Our review is limited to "whether, viewing the evidence in the light most favorable to the government, any rational trier of facts could have found the defendant guilty beyond a reasonable doubt. We must consider circumstantial as well as direct evidence, and allow the government the benefit of all reasonable inferences from the facts proven to those sought to be established." United States v. Tresvant, 677 F.2d 1018, 1021 (4th Cir. 1982). Under this standard, we find the evidence sufficient. Henry Ogunfeyimi's complicity is amply demonstrated by his actions at the airport and his claim of ownership of the currency in question.
The heroin conspiracy is substantiated by the trace evidence of heroin and cutting agents found in the Ogunfeyimi residence as well as the $137,785 in their possession. A veteran drug enforcement officer testified that this sum could purchase one and one-half kilograms of heroin. Other evidence included the Ogunfeyimis' extensive shuttling abroad and their possession of a triple beam scale, an anti-bugging device, and a telephone beeper.

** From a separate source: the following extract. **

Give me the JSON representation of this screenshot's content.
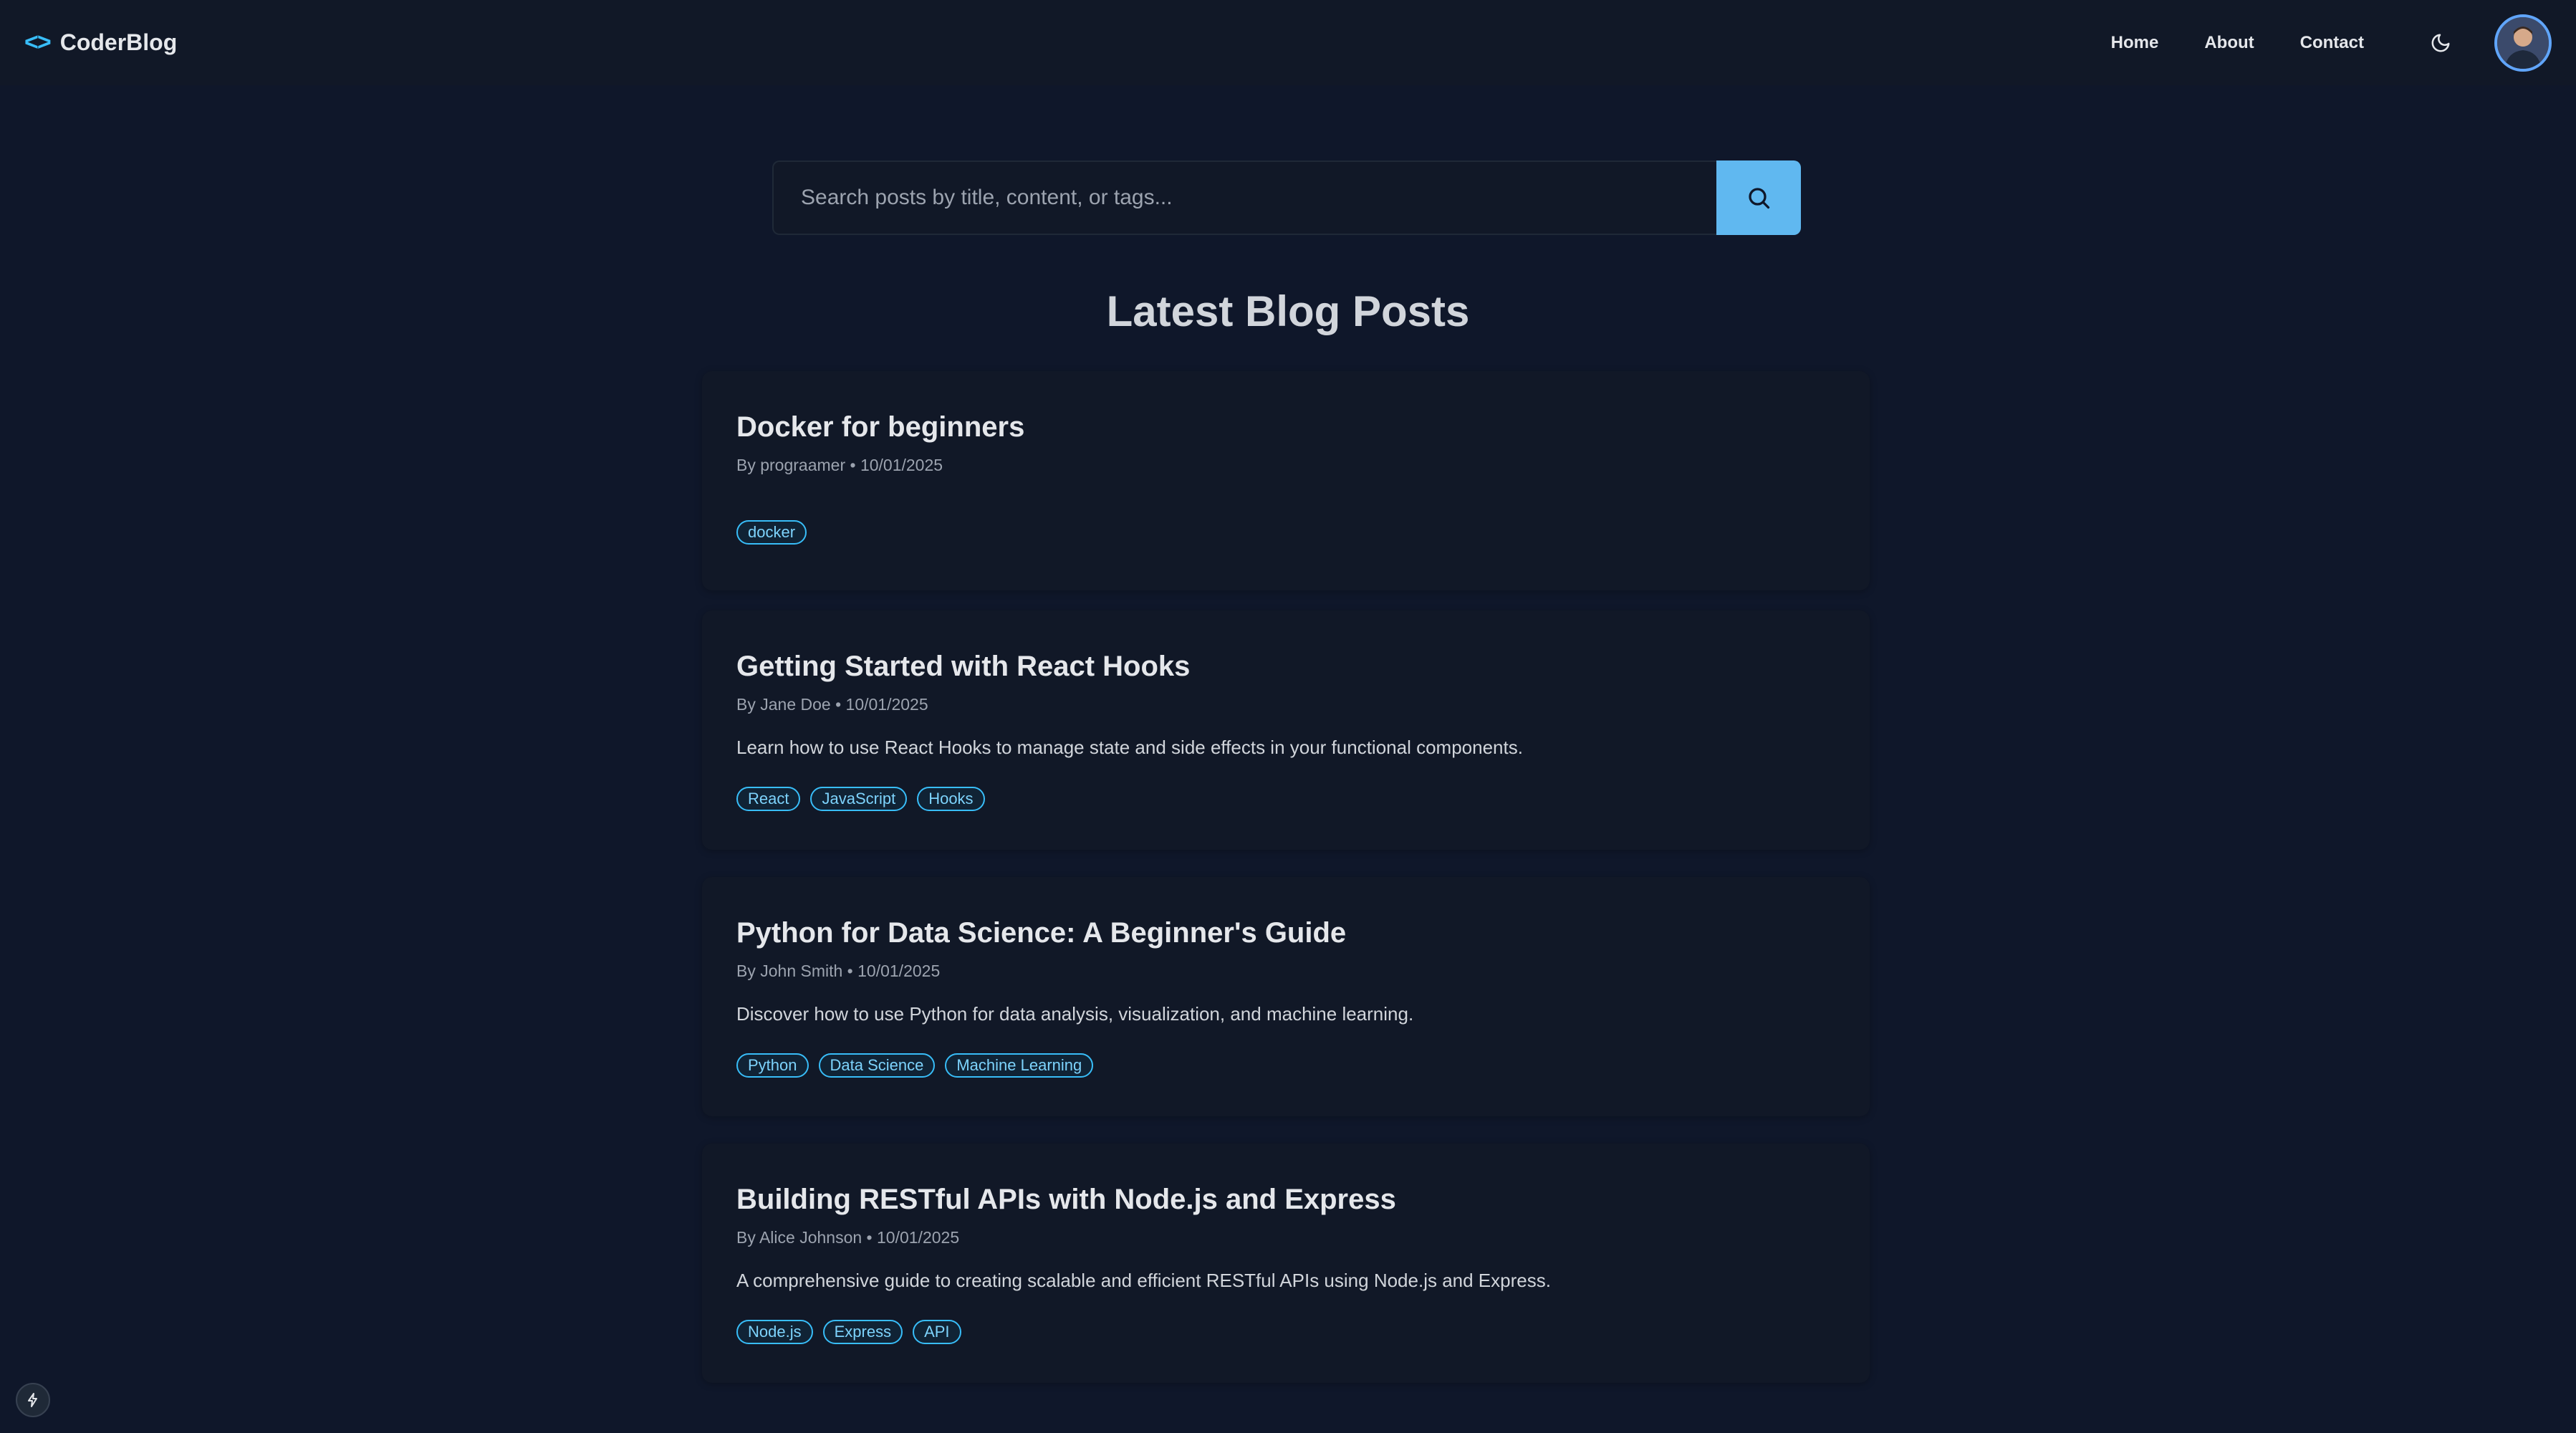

Finally, the Ogunfeyimis claim they were unfairly prejudiced by the testimony of a police expert and by remarks in the government's opening statement and in its rebuttal argument. We conclude that the trial judge's decision to allow the expert testimony was not an abuse of discretion, see Scott v. Sears, Roebuck & Co., 789 F.2d 1052, 1055 (4th Cir. 1986), and that any error in the rulings concerning the remarks of the prosecution were harmless beyond a reasonable doubt, see United States v. Hasting, 461 U.S. 499, 510 (1983). Most of the disputed prosecutorial remarks prompted defense objections, which were sustained by the court and followed by curative instructions.